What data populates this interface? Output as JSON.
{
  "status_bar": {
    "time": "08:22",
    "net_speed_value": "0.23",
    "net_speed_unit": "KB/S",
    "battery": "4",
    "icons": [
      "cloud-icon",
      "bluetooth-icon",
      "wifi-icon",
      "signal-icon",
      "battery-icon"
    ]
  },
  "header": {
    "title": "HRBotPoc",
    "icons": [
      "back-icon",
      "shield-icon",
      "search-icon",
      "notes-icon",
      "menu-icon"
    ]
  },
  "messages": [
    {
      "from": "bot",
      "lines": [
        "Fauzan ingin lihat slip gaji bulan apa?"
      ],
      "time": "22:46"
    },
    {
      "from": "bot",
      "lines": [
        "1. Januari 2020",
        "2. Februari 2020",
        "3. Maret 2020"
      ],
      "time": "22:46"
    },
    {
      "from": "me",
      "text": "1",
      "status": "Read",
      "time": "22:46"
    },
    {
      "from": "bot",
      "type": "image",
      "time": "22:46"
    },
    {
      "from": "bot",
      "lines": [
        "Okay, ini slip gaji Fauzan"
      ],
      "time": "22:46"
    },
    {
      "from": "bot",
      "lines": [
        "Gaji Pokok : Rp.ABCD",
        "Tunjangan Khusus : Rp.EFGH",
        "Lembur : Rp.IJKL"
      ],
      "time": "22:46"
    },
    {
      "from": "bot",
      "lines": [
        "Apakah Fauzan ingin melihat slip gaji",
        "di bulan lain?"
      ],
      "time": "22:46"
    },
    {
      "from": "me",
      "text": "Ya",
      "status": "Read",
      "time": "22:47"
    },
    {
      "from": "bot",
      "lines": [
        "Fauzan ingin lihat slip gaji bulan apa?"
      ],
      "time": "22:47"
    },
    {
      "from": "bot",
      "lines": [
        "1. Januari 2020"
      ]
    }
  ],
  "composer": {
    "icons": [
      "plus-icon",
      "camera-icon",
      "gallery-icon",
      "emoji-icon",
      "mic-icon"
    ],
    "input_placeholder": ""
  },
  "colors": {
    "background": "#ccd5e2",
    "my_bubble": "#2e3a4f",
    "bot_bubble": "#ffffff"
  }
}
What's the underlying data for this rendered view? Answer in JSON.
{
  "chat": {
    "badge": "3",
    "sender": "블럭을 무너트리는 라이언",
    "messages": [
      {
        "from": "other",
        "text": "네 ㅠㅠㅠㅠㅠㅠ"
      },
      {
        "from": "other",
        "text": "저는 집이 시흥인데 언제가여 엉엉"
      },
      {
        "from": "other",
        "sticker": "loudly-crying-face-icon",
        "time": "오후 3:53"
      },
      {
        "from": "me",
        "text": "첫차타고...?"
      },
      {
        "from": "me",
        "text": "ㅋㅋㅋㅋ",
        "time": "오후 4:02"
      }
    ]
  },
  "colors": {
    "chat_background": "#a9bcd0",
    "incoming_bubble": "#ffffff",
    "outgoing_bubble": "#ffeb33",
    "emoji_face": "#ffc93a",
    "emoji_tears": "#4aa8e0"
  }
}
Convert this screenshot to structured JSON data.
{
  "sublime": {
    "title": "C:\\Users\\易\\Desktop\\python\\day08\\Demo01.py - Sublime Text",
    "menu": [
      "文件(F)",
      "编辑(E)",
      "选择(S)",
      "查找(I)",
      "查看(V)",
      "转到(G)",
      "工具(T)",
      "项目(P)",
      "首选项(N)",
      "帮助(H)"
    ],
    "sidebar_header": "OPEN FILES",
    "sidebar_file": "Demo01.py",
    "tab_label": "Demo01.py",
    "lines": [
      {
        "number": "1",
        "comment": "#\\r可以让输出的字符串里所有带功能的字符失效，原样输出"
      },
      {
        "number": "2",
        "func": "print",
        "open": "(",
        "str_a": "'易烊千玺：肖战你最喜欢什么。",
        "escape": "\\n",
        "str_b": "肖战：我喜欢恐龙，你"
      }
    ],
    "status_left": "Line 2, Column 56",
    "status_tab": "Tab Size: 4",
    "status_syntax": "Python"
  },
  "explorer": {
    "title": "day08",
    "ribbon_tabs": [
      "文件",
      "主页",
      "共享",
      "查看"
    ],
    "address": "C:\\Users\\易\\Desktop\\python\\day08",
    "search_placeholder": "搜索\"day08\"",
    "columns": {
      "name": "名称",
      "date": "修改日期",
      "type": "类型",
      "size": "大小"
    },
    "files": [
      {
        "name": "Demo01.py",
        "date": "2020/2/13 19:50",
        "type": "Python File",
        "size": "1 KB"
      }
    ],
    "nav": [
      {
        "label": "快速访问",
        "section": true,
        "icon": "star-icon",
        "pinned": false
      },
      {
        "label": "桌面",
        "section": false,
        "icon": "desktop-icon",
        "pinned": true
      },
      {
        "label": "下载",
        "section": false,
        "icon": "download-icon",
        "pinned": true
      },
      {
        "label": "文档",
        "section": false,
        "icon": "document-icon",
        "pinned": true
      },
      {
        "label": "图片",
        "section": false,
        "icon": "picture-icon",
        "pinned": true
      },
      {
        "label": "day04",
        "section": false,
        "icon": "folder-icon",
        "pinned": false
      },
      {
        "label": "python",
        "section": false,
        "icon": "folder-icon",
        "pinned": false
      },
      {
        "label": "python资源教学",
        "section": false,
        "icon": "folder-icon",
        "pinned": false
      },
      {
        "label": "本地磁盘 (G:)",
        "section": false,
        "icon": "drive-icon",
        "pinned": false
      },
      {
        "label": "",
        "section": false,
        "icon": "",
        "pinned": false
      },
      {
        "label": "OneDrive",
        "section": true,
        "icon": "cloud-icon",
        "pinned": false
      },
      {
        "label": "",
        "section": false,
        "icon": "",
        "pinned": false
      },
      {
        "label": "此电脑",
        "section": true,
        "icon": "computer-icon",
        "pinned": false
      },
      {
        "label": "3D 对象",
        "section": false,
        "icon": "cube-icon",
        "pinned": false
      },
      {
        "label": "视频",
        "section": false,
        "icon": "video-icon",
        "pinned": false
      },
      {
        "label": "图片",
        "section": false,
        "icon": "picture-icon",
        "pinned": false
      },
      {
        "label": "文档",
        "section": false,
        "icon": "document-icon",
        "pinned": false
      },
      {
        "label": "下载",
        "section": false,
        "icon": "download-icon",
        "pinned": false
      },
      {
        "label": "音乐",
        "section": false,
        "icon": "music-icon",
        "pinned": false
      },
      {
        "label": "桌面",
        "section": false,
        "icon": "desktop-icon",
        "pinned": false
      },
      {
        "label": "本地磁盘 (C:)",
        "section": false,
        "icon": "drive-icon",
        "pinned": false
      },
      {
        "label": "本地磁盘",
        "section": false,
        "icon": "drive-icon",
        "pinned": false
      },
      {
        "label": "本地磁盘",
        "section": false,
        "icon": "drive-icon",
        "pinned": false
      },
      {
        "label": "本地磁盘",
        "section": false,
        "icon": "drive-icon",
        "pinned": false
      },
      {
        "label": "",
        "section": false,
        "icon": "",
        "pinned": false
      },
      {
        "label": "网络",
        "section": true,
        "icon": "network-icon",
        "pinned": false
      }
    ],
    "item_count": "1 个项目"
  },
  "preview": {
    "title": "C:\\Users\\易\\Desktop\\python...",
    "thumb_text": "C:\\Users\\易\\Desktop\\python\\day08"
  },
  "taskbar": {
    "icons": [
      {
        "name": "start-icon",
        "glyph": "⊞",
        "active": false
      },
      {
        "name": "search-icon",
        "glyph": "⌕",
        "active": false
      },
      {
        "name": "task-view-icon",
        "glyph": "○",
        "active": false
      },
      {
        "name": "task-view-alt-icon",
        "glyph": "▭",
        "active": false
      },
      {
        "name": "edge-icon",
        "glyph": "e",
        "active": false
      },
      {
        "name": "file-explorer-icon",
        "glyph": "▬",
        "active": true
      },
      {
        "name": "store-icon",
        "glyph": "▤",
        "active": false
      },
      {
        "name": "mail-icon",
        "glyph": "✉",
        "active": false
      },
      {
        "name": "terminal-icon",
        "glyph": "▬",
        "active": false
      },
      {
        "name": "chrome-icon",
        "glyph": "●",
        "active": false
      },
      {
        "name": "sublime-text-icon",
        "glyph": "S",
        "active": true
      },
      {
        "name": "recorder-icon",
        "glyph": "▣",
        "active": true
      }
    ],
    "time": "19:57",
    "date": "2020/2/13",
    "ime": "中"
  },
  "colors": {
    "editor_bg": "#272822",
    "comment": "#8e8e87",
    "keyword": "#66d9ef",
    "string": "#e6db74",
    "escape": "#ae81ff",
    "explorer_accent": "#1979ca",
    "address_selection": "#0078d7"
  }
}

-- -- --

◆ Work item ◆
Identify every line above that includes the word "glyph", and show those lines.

◆ Written response ◆
        "glyph": "⊞",
        "glyph": "⌕",
        "glyph": "○",
        "glyph": "▭",
        "glyph": "e",
        "glyph": "▬",
        "glyph": "▤",
        "glyph": "✉",
        "glyph": "▬",
        "glyph": "●",
        "glyph": "S",
        "glyph": "▣",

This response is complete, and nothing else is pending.